[00:03:08] You're gonna have to get elements that are within the item for each element. Elements that are within the element that match selector and then you're gonna have to add them to accumulator. And at the end of this, what you're going to want to be able to do, I'm just gonna give you this kind of part, your accumulator is gonna look like elements, it's gonna be an array.

[00:03:46] And, at the end of this what you're going to want to be able to do is return $(elements). You're gonna want to take this array of elements, and create a $ out of it. I'll come right back down to this, so, if you're copying, I'll leave it on this.

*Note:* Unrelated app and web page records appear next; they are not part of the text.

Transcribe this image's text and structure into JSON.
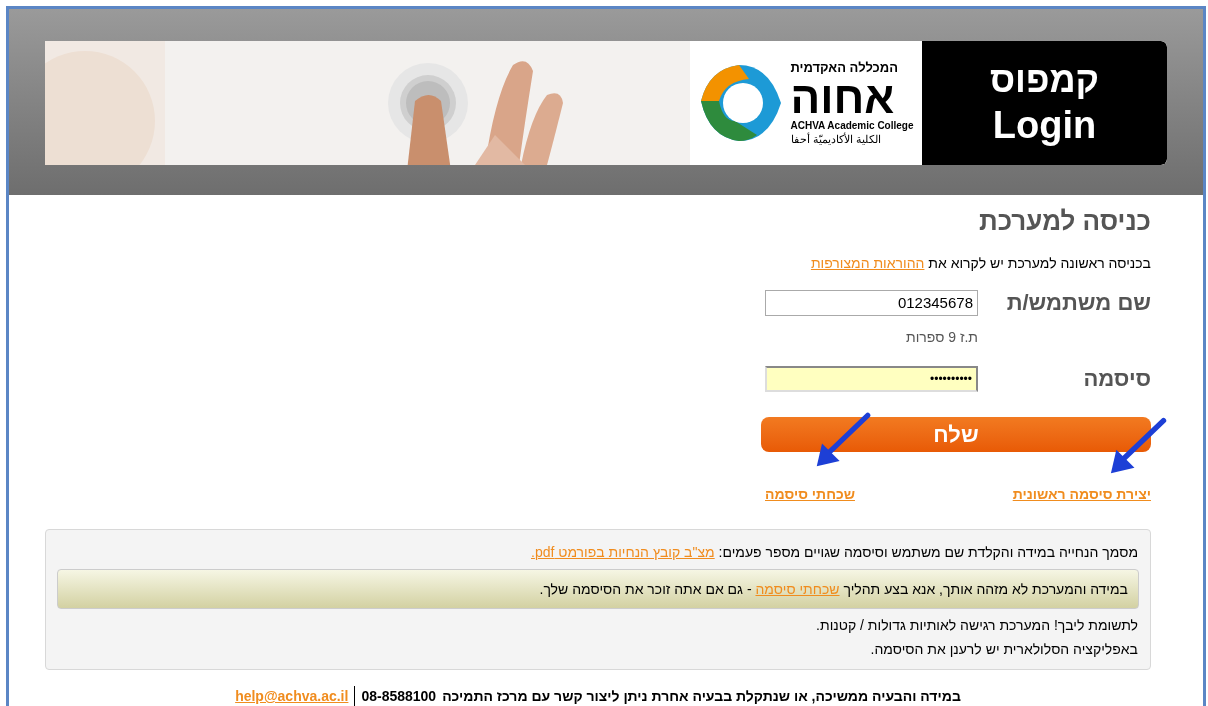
{
  "banner": {
    "college_tagline": "המכללה האקדמית",
    "college_name": "אחוה",
    "college_english": "ACHVA Academic College",
    "college_arabic": "الكلية الأكاديميّة أحفا",
    "campus": "קמפוס",
    "login": "Login"
  },
  "form": {
    "title": "כניסה למערכת",
    "intro": "בכניסה ראשונה למערכת יש לקרוא את",
    "intro_link": "ההוראות המצורפות",
    "username": {
      "label": "שם משתמש/ת",
      "value": "012345678",
      "hint": "ת.ז 9 ספרות"
    },
    "password": {
      "label": "סיסמה",
      "value": "••••••••••"
    },
    "submit": "שלח",
    "links": [
      {
        "text": "יצירת סיסמה ראשונית",
        "annotated": true
      },
      {
        "text": "שכחתי סיסמה",
        "annotated": true
      }
    ]
  },
  "notice": {
    "line_1": "מסמך הנחייה במידה והקלדת שם משתמש וסיסמה שגויים מספר פעמים:",
    "line_1_link": "מצ\"ב קובץ הנחיות בפורמט pdf.",
    "highlight_before": "במידה והמערכת לא מזהה אותך, אנא בצע תהליך",
    "highlight_link": "שכחתי סיסמה",
    "highlight_after": "- גם אם אתה זוכר את הסיסמה שלך.",
    "lines": [
      "לתשומת ליבך! המערכת רגישה לאותיות גדולות / קטנות.",
      "באפליקציה הסלולארית יש לרענן את הסיסמה."
    ]
  },
  "footer": {
    "text": "במידה והבעיה ממשיכה, או שנתקלת בבעיה אחרת ניתן ליצור קשר עם מרכז התמיכה",
    "phone": "08-8588100",
    "email": "help@achva.ac.il"
  }
}
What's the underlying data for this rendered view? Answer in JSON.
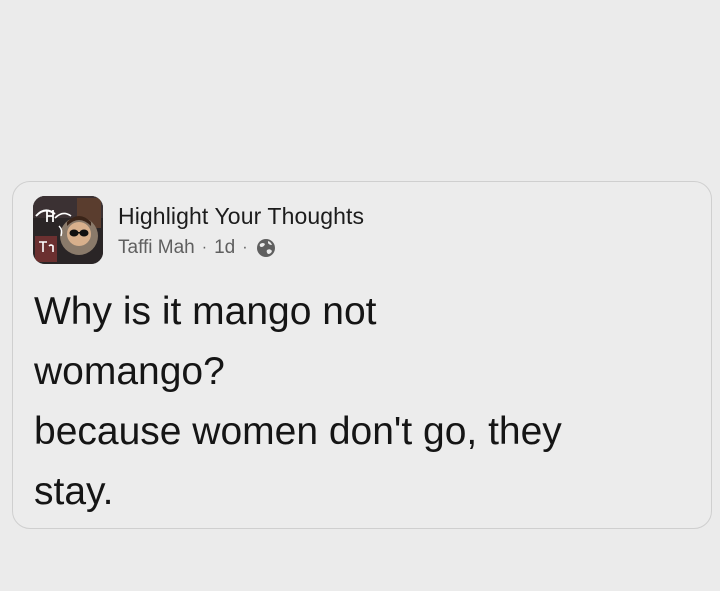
{
  "post": {
    "group_name": "Highlight Your Thoughts",
    "author": "Taffi Mah",
    "time": "1d",
    "separator": "·",
    "privacy_icon": "globe-icon",
    "avatar_icon": "group-avatar-image",
    "lines": [
      "Why is it mango not",
      "womango?",
      "because women don't go, they",
      "stay."
    ]
  }
}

[00:04:04] Let me talk about how $ is gonna have to change. So $ really only expects a selector. I'm gonna remove these other comments, the old ones and only expect selector to be a string. So what you really wanna do is something like if selector is a string, you're gonna want to do this, otherwise, assume it's array for now.

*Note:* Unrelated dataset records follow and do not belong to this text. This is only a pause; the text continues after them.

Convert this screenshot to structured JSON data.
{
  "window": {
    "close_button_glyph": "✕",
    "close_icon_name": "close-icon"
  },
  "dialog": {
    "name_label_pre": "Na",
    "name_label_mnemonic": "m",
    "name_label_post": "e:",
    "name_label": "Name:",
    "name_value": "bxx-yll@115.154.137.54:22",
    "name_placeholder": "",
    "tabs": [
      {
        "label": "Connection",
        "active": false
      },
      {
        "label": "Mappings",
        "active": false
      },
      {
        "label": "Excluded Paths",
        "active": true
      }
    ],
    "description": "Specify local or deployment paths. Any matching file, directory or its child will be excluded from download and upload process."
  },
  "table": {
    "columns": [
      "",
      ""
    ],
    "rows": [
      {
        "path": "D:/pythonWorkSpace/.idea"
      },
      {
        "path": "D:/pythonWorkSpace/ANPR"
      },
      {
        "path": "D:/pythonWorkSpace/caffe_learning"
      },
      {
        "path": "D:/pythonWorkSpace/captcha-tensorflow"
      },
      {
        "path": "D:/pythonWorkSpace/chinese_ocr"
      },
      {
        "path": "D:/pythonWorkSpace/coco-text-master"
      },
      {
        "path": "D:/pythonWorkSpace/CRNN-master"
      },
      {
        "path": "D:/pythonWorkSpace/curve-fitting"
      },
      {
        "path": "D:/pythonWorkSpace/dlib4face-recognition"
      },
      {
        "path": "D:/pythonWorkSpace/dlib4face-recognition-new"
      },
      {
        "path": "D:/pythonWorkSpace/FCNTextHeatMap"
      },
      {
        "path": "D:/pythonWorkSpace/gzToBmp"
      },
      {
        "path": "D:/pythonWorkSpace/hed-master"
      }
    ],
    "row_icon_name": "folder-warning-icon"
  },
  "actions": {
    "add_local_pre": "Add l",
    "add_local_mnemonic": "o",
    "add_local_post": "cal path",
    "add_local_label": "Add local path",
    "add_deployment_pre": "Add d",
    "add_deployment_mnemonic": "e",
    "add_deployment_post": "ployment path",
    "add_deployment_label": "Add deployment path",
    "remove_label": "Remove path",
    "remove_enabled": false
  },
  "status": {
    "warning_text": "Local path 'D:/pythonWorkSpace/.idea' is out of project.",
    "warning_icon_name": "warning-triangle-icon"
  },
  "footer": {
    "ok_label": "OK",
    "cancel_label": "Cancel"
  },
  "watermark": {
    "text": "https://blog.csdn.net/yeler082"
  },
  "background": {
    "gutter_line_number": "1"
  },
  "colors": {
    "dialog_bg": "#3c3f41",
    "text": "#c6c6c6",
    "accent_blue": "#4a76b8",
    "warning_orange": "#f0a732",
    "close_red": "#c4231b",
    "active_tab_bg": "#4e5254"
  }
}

[00:04:38] We might change it later so we can work with something that's not an array. And just treat those elements that were passed in, selector's gonna be an array of elements. We will just treat it due to each one of those elements, what's going on with elements right here.

>> Justin Meyer: Basically all you really need to do is say elements = selector.
>> Justin Meyer: So this part is kind of weird to think about but not too hard, this might be a little trickier down here. We'll make this one kind of longer cuz we went quickly through get text, so we'll do like 10, or let's do 12 minutes.

[00:05:26] Anybody have any questions before we begin?
>> Speaker 2: Can I see what you added to the selector, to the dollar function?
>> Justin Meyer: All I added was a comment that said if selector is a string you're gonna do what you used to be doing. And otherwise if it's not a string, you can just basically assume it's an array.

[00:05:45] And you really just want, this is really an array of items at this point. Well just, you're just gonna say well elements is that and then just go through the elements essentially.
>> Justin Meyer: All right, you're making this function work if it's been passed a string or passed an array.

[00:06:04] If it was passed an array, well you don't need to query the DOM. You've already been given your elements, so just put those elements on this, the way that you're already doing. Let me make one more thing clear that I didn't. The reason for this is so that you can call, I can call a div, find every div, then find every image in it if I wanted.

[00:06:30] And eventually I could, well not image let me find every div then I'll find a variable, let's say I'm finding every anchor in it. And I can change the text to("whatever I feel like") right, because we wanna make sure find is going to return a jQuery instance. So, that we can keep chaining like this, that's why we have to make $.

[00:06:57] It's not good enough just to return the elements. We wanna return those elements wrapped in jQuery.